The answer’s no. I took the time to produce a small showcase of what modern Linux is capable of. This is, honestly, my typical (non-work) computing session, in 90 seconds. The cool Linux things you’re about to see will leave you drooling:
And here's the link to the better-quality version (DivX codec needed to view).
What's on the video
This video showcases a demo of my typical computing session (really!). The video makes my computer looks fast; it's not (see below). It's actually "fast-forwarded" because the computer can't capture 10 frames per second. However, even with all apps open simultaneously, it's perfectly usable.
The sidebar on the video illustrates what's being showcased at each moment:
- Window management and effects are provided by Beryl.
- The Matrix effect is simply the GLMatrix screensaver that comes with Linux xscreensaver, colorkeyed in real time onto the screen with xwinwrap.
- The applications are:
- Amarok: the best music player ever
- KDissert: a fabulous dissertation writer and mind mapper
- Akregator: I've never had to go to a single Web site to read news again
- The universal sidebar in KDE
- Konqueror, in Web browser mode
- Kopete: my favorite multi-system chat application
- KTorrent: how else did you think I get all the music on my library?
- MPlayer: it's playing snips from an episode of Prison Break
- KSysGuard: it lets me keep an eye on Rudd-O.com's health at all times
- xvidcap: it makes a cameo appearance during the first seconds of the video
The artwork on the top of the cube was created with Inkscape.
And the music is a short edit I made of The world is mine (F*** me I'm famous remix) by David Guetta, available in the album RTL 2 I love house, disc 1. I used Ardour to produce this edit.
The making of The coolness factor of Linux
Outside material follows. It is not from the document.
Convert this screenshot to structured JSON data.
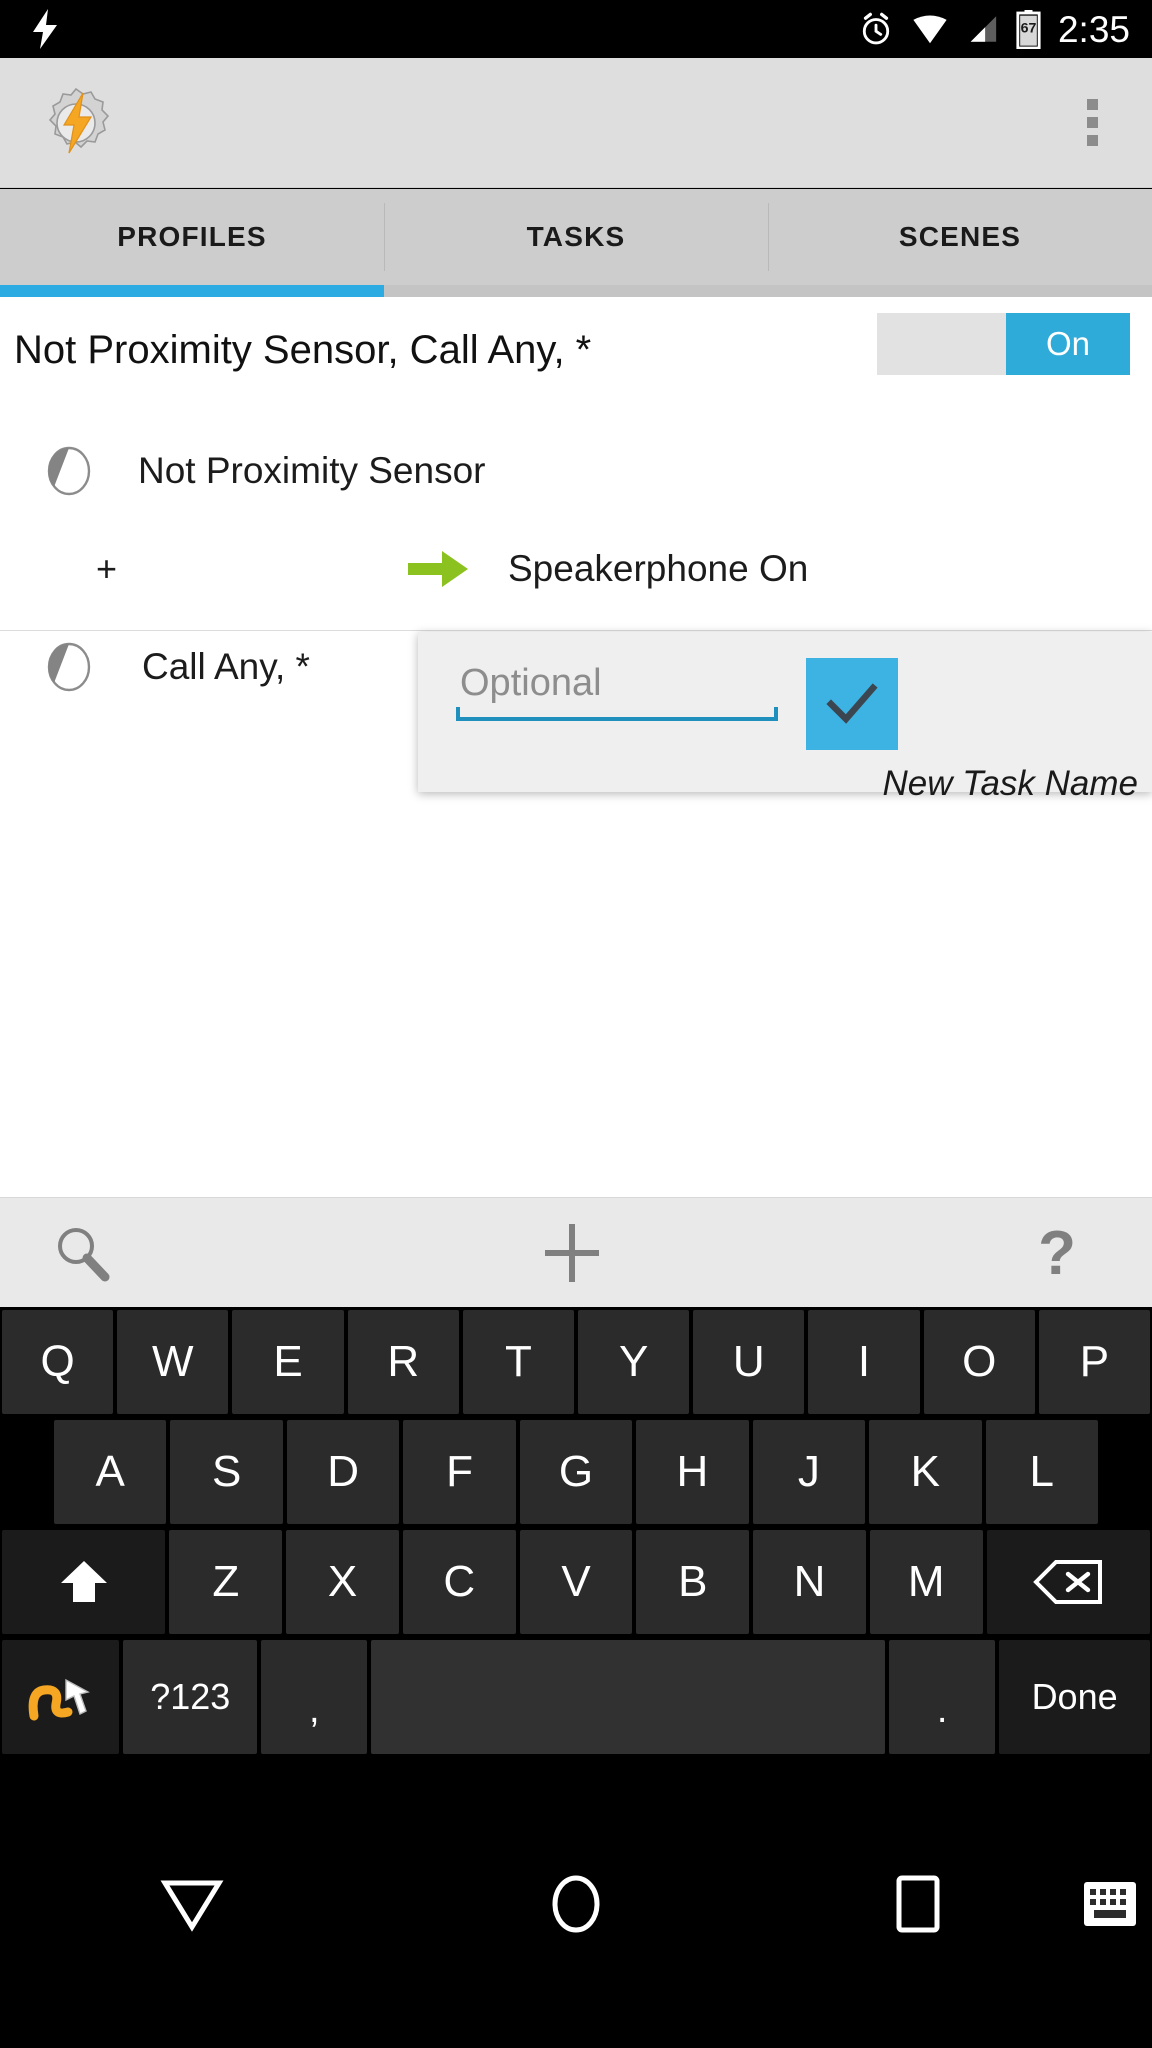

All in all, this video took about 4 hours to make, including the time to install and set the required software up. Here's the step-by-step lowdown:
- Used xvidcap to record the video at 10 frames per second into an MPEG file.
- Used Kino to find out a suitable end frame for the video. That way I can encode only from the start to a certain frame.
- Used mencoder to scale and encode the MPEG movie into a DivX AVI file. This is the command line:
mencoder -ovc lavc -lavcopts vcodec=mpeg4:vbitrate=1000:mbd=2:v4mv:autoaspect test-0000.mpeg -o youtube.avi -frames 950 -vf scale=320:240
- Used Ardour to create a mini-mix of The world is mine, for the audio track.
- Used mencoder to encode the audio and copy the DivX file into the final DivX video. This is the command line:
mencoder youtube.avi -audiofile track.mp3 -oac mp3lame -ovc copy -o final.avi
- Uploaded the final video to YouTube.
- Uploaded the final video to my Web site.
- Wrote this post.
All done with Free Software. Free as in beer, Free as in freedom. Most remarkably, all software was installed using packages specifically done for Fedora Core... this proves useful applications are available to install by point-and-click. And I hate compiling from source.
Some software used here is patent-encumbered. This doesn't apply to my country, though.
The hardware powering this video
Nothing special, really. If anything, it's very old. It couldn't even capture 10 frames per second in real-time! Thus, the video is kind of "fast". Here are the specs:
- a GeForce 2 MX. Beryl runs slowly because of it. It also runs slowly because I told it to run only at 10 FPS.
- 768 MB of RAM. The system swapped heavily because of all the loaded applications.
- a lowly 3-year-old Athlon XP 1.5 GHz